“You lied to her.” Arthur, weary of the entire episode, spoke without looking at her.
“A small lie of omission. Belle and I did visit her aunt in Richmond. We had lunch with her before continuing on Chalfont’s do. They would have refused to let me if I asked, so I simply didn’t tell them.”
Emma had become quite expert at concealing details from their parents, but most of her previous exploits had been nearer to home and confined to narrower events. This one…
“The Earl of Chalfont is twice your age, a rake, and a lying snake. The miscreants in his circle are as bad. His house parties are notorious. Of course, they would have said no.” He turned to glare at her.
His sister huffed and lifted her chin. “I can handle Trey.”
Trey? Emma calls the earl by his diminutive name? Worse and Worse. He tipped his head back, tired of trying to reason with her.
Blessed silence lasted until they hit a rut, jarring his shoulder and knocking Emma sideways. “Now I’ve been sent off into exile.”
“Not exile, though it suited the parents to remove you from London.”
“They could have sent me home to Chadbourn Park to rusticate. They didn’t have to send me to benighted Scotland.”

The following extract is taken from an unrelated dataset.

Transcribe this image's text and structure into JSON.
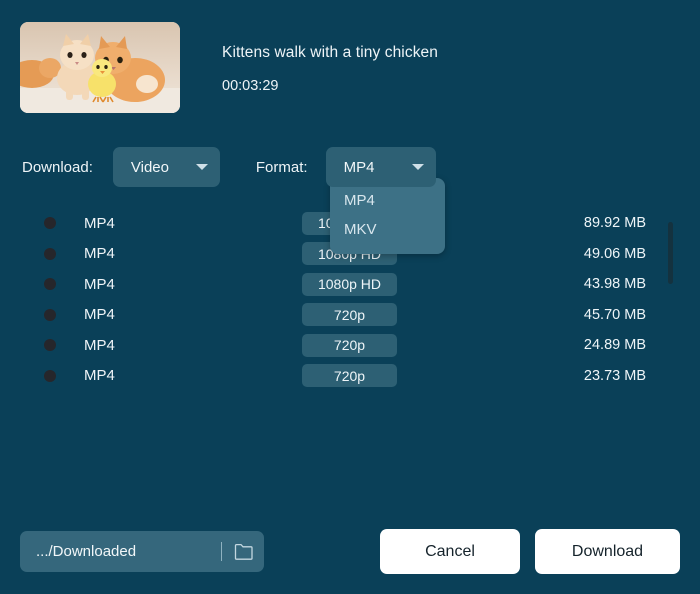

“I needed your help. I can’t escort Catherine home without a lady’s assistance.”
Emma snorted. “Aren’t they afraid I’ll taint her with my reputation? And why is it my job to rescue Katy Mallet?” She pinched her mouth into a pout.
He ignored her. He hadn’t wanted the assignment either, but the Mallets were among his parents’ closest friends, almost an uncle and an aunt. Andrew Mallet couldn’t travel easily, Aunt Georgie couldn’t go alone, and Arthur couldn’t say no. Sending Emma with him had been his mother’s idea, to remove her from the gossips as much as to lend propriety on the trip home.
He scowled at the driving rain. Thank God for Arthur they all say. The dutiful son. The obliging nephew. The reliable friend. His sister runs wild. His brothers wreak havoc at school. His closest friends hare off to China or Egypt or Scotland, but old reliable Arthur can always be counted on to rescue them from catastrophes of their own creation. Maybe he deserved that halo.
He thought of Catherine as he saw her last, watchful and wary, standing rigidly on the sidelines at the Duchess of Sudbury’s ball the previous Spring. Her mother and his had smiled beatifically at him when he asked her to dance, and she had stepped through the patterns without mistakes, if little grace. She attacked dance with the same analytical determination she did everything, and he had no idea how to make her relax. Still, he had feasted on the sway of her gown, a masterpiece in pale blue silk clinging to delicious curves he had never noticed before that night. Those newly discovered curves haunted him for a week with thoughts that ought to prove Arthur Landrum was definitely not a saint.
Emma’s complaints echoed through the carriage setting his nerves on edge.
“I have to admit, chasing her brother to university in Edinburgh impressed me—I didn’t think she had it in her. Katy’s a shy little thing. Maybe, when I see her, I’ll say ‘Good for you.’” Emma leaned forward and touched his arm, as if on a sudden thought. “Do you think Archie actually smuggled her into the university? She’s been telling anyone who would listen she wanted to attend the medical school. What an uproar that would cause! As bad as Ambrose smuggling a goat into chapel, I would think.”
More like a riot. A vision of Catherine in the middle of such an uproar chilled him. She couldn’t cope with chaos. “That bit of madness got our brother sent down for a semester,” he said.
“What do you think they’ll do to Archie Mallet?”
Whatever it is, it isn’t enough.
Note: excerpts from works in progress may have not yet been edited, will likely undergo change, and may not even make it into the final work!